My dear brothers and sisters in Christ,
A couple of weeks ago I was having lunch with my mother at the nursing home where she lives. While we were eating in the dining room, there was a television program on the big screen television broadcasting a cooking program called, Special Sunday Suppers. The host of the show started the program by saying that “Sundays were made for sleeping late and then spending the rest of the day preparing your special Sunday supper.” The host’s statement was somewhat understandable given that the name of the program was Special Sunday Suppers, but I could not help but think that he really missed the point in terms of what “Sundays were made for.”
The host then introduced four guests on the program, asking each one to describe his or her typical Sunday routine. Most of them answered along the lines that they slept in, read the newspaper with a cup of coffee, took the dog out for a walk, then got showered and dressed to go shopping and prepare their special Sunday supper.
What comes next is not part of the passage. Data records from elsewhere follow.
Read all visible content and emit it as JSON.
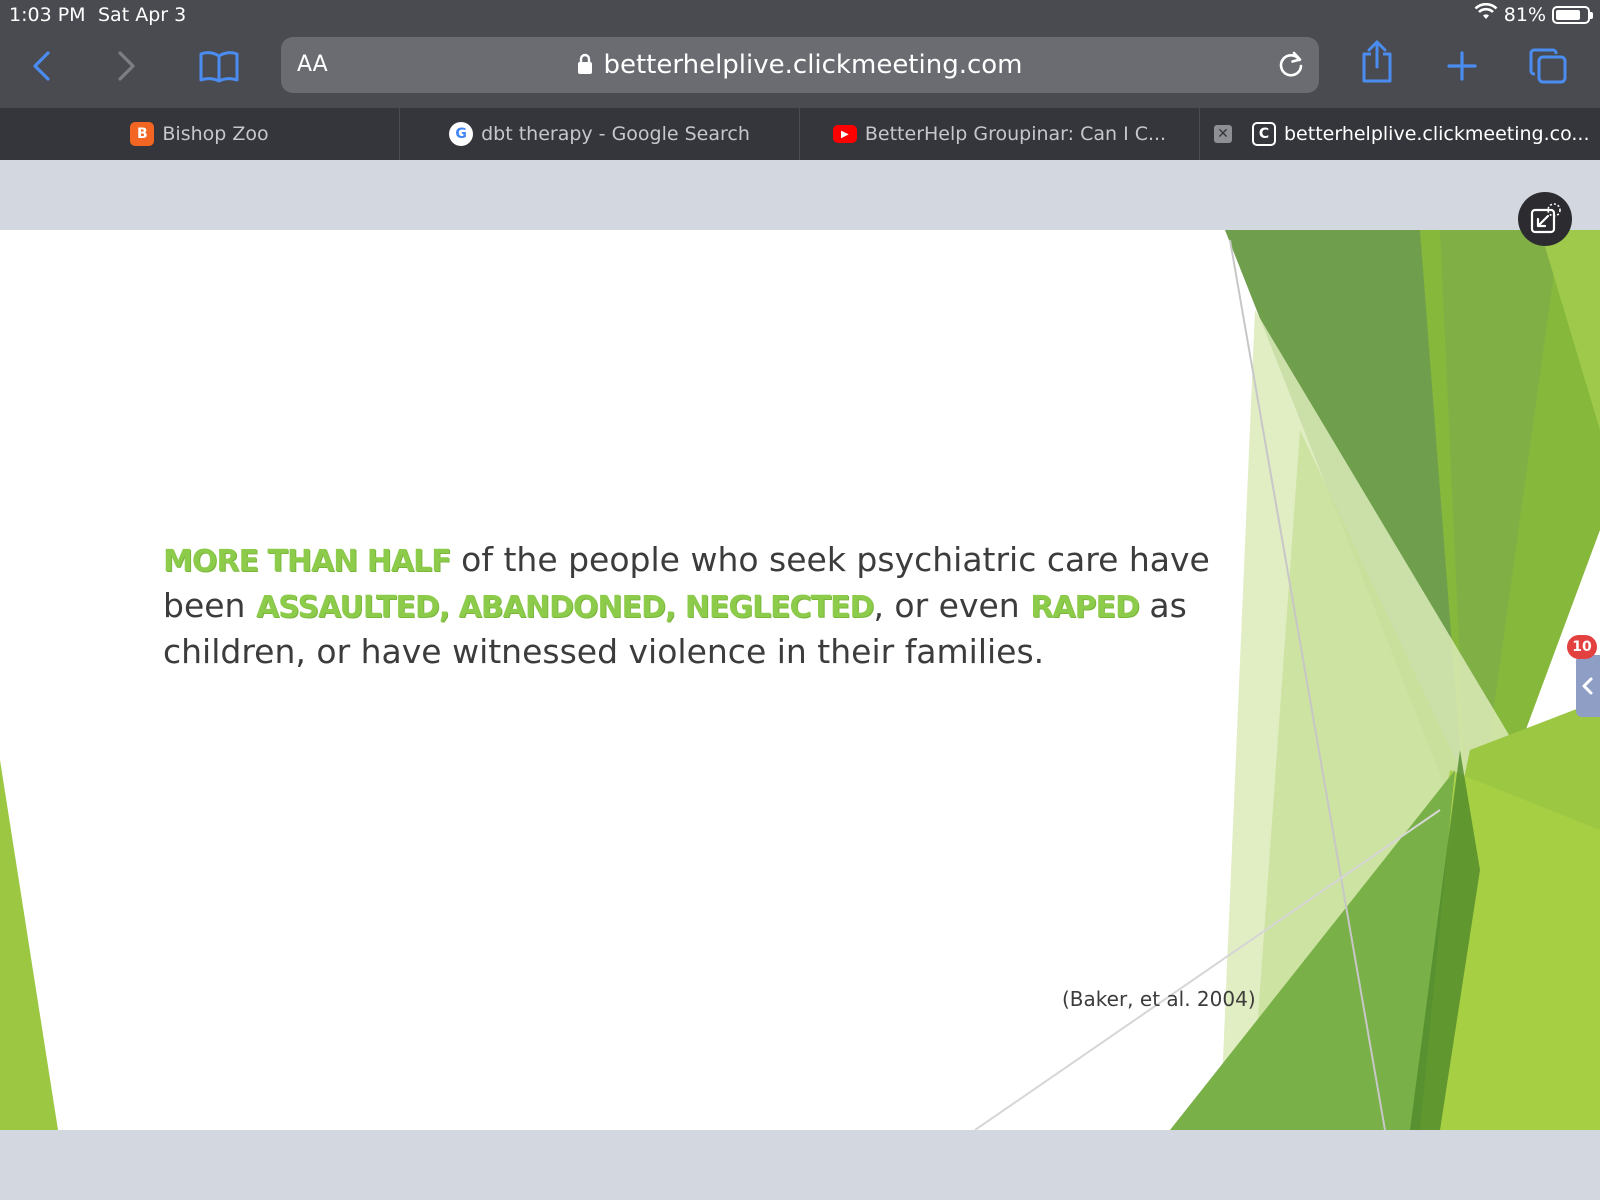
{
  "status": {
    "time": "1:03 PM",
    "date": "Sat Apr 3",
    "battery": "81%",
    "battery_level": 0.81
  },
  "toolbar": {
    "text_size_label": "AA",
    "address": "betterhelplive.clickmeeting.com",
    "icons": [
      "back-icon",
      "forward-icon",
      "bookmarks-icon",
      "lock-icon",
      "reload-icon",
      "share-icon",
      "new-tab-icon",
      "tabs-icon"
    ]
  },
  "tabs": [
    {
      "label": "Bishop Zoo",
      "favicon": "B",
      "favicon_color": "#f26522"
    },
    {
      "label": "dbt therapy - Google Search",
      "favicon": "G",
      "favicon_color": "#ffffff"
    },
    {
      "label": "BetterHelp Groupinar: Can I C...",
      "favicon": "▶",
      "favicon_color": "#ff0000"
    },
    {
      "label": "betterhelplive.clickmeeting.co...",
      "favicon": "C",
      "favicon_color": "#35363b"
    }
  ],
  "slide": {
    "quote": {
      "p1_hl": "MORE THAN HALF",
      "p1": " of the people who seek psychiatric care have been ",
      "p2_hl": "ASSAULTED, ABANDONED, NEGLECTED",
      "p2": ", or even ",
      "p3_hl": "RAPED",
      "p3": " as children, or have witnessed violence in their families."
    },
    "citation": "(Baker, et al. 2004)",
    "accent_color": "#8dcb4a"
  },
  "side_panel": {
    "badge": "10"
  }
}
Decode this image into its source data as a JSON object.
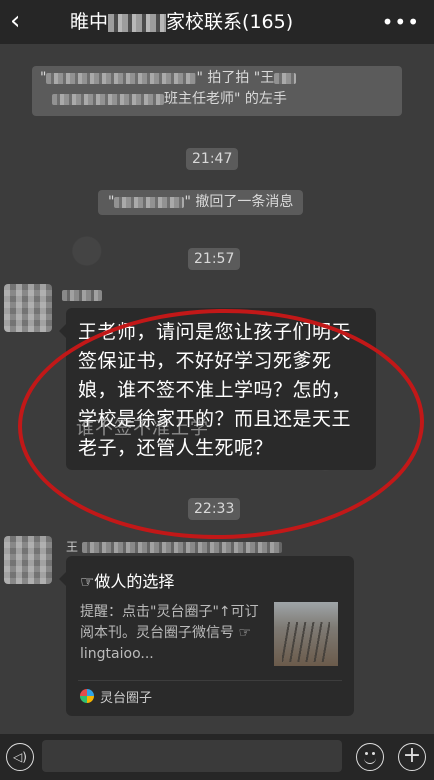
{
  "header": {
    "back_icon": "chevron-left-icon",
    "title_prefix": "睢中",
    "title_suffix": "家校联系",
    "member_count": "(165)",
    "more_icon": "more-dots-icon"
  },
  "messages": {
    "pat_notice": {
      "verb": "\" 拍了拍 \"王",
      "tail": "班主任老师\" 的左手"
    },
    "time_1": "21:47",
    "recall_notice": {
      "text": "\" 撤回了一条消息"
    },
    "time_2": "21:57",
    "highlighted_message": {
      "text": "王老师，请问是您让孩子们明天签保证书，不好好学习死爹死娘，谁不签不准上学吗？怎的，学校是徐家开的？而且还是天王老子，还管人生死呢？",
      "overlay": "谁不签不准上学"
    },
    "time_3": "22:33",
    "article_card": {
      "sender_prefix": "王",
      "title": "☞做人的选择",
      "description": "提醒：点击\"灵台圈子\"↑可订阅本刊。灵台圈子微信号 ☞ lingtaioo...",
      "source": "灵台圈子"
    }
  },
  "bottom": {
    "voice_icon": "voice-icon",
    "voice_glyph": "◁)",
    "emoji_icon": "emoji-icon",
    "plus_icon": "plus-icon",
    "plus_glyph": "+"
  }
}
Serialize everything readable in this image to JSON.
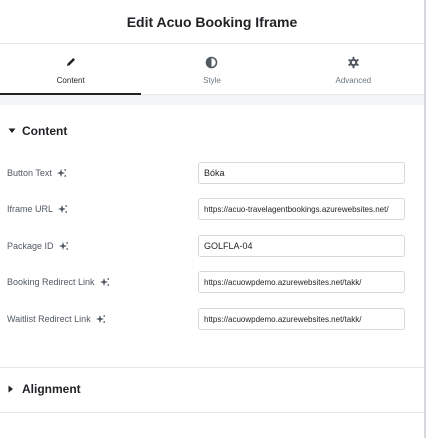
{
  "header": {
    "title": "Edit Acuo Booking Iframe"
  },
  "tabs": [
    {
      "label": "Content",
      "icon": "pencil-icon",
      "active": true
    },
    {
      "label": "Style",
      "icon": "contrast-icon",
      "active": false
    },
    {
      "label": "Advanced",
      "icon": "gear-icon",
      "active": false
    }
  ],
  "content_section": {
    "title": "Content",
    "expanded": true,
    "fields": [
      {
        "label": "Button Text",
        "value": "Bóka"
      },
      {
        "label": "Iframe URL",
        "value": "https://acuo-travelagentbookings.azurewebsites.net/"
      },
      {
        "label": "Package ID",
        "value": "GOLFLA-04"
      },
      {
        "label": "Booking Redirect Link",
        "value": "https://acuowpdemo.azurewebsites.net/takk/"
      },
      {
        "label": "Waitlist Redirect Link",
        "value": "https://acuowpdemo.azurewebsites.net/takk/"
      }
    ]
  },
  "alignment_section": {
    "title": "Alignment",
    "expanded": false
  },
  "colors": {
    "accent": "#1f2124",
    "text": "#515962",
    "border": "#d5d8dc"
  }
}
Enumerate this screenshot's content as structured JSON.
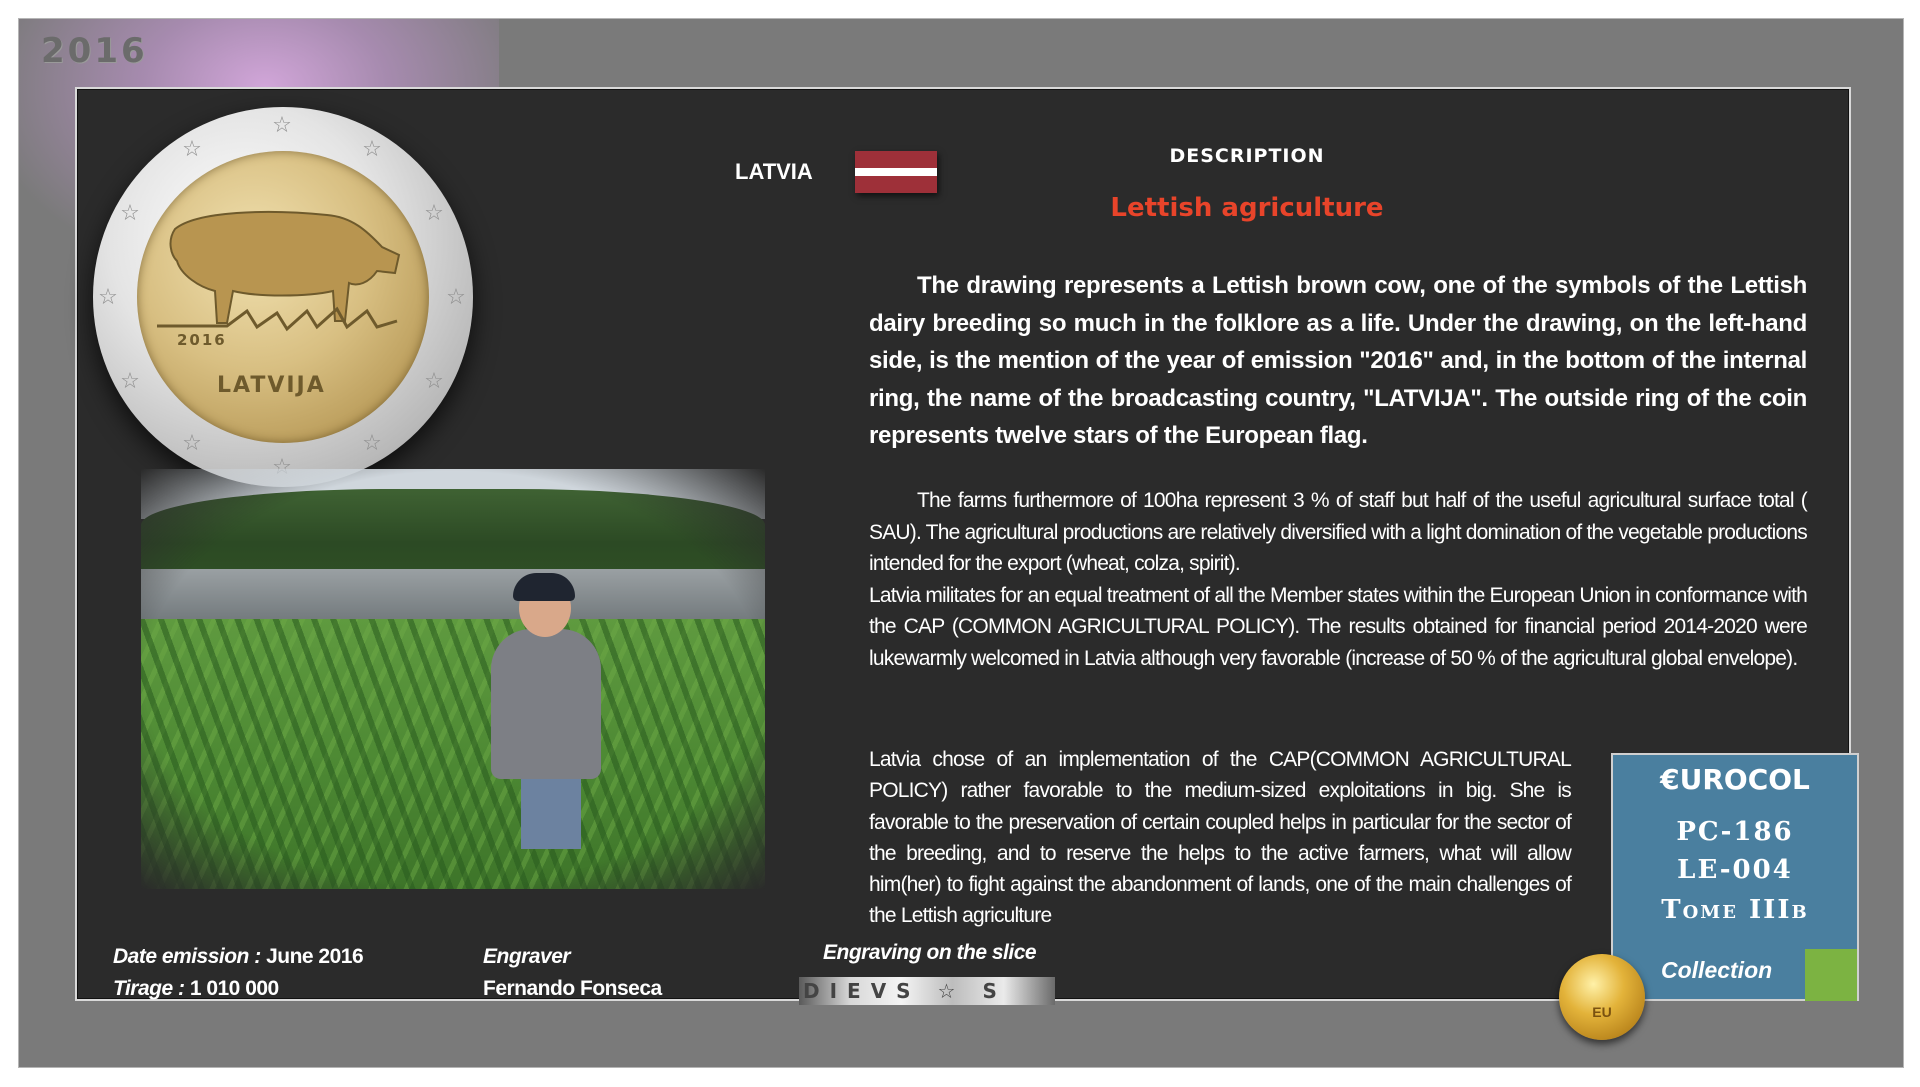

Only one guest mentioned that her Sunday routine included going to church with her family. So one out of five people on this program included going to church as part of their typical Sunday routine.
One out of five, or 20 percent, unfortunately is pretty typical of church attendance in our country. In our diocese, perhaps a third of Catholics go to church on a typical Sunday. That might be slightly better than the national average, but still translates to the distressing fact that two-thirds of our Catholics are not attending Mass on a given Sunday. That is not indicative of a very robust or dedicated faith community. We know these lukewarm Catholics are out there, given the large numbers of people that show up on Christmas and Easter. Yet, many of the two-thirds who do not regularly attend Mass might still consider themselves to be good Catholics.
Once, when I was serving as pastor of a parish with a school, I had a discussion with our parish school board about how to get the parents of the school children to attend Mass. It baffled me that parents would spend money on tuition and then undercut the whole point of Catholic education by not bringing their children to Mass. I asked what policies we might consider to increase Sunday Mass attendance among our school families. One of the members of the school board surprised me with his response. It surprised me because he was an active member of the school board and volunteered a lot of his time helping out around the school. Yet his comment on this issue was that he was a “1960’s kind of guy and didn’t like people telling him what to do!”
I responded that the requirement to go to Mass on Sunday was not my idea, that it was the third of the Ten Commandments, “Thou shalt keep holy the Sabbath.” For Jewish people the Sabbath is Saturday, but for Christians it is Sunday, since Sunday is the day that Jesus rose from the dead.
People also tend to scoff at the idea that missing Mass on Sunday is a mortal sin. Just as the snake tempted Eve in the Garden of Eden to eat the forbidden fruit by suggesting that she would not die if she did so despite God’s instruction to the contrary (cf. Genesis 3-1-3), so the devil tempts people to think that missing Mass on Sunday is not a mortal or grave sin despite the church’s clear teaching to the contrary (see the Catechism of the Catholic Church, n. 2181). They wonder: how can missing Mass on Sunday be a mortal sin?
The answer is contained in the definition of the word “mortal,” which comes from the Latin, mortalis, which means, “deadly.” Mortal sins are deadly to our relationship with God. Missing Mass on Sunday kills our relationship with God because all relationships require spending quality time with the other partner in the relationship. Imagine spouses seeing each other only once a month or parents spending time with their children only twice a month. Those relationships would not last very long. God asks us to spend quality time with him in church at least once a week at Mass. If we fail to do so, we should not be surprised that our relationship with God will wither and die.
Lent is a time for examining our lives to see how we can improve, especially in terms of our relationship with God. Looking at our own shortcomings with a firm resolution to improve is the sure path to becoming a better and happier person as a faithful disciple of our Lord Jesus Christ.
May God give us this grace. Amen.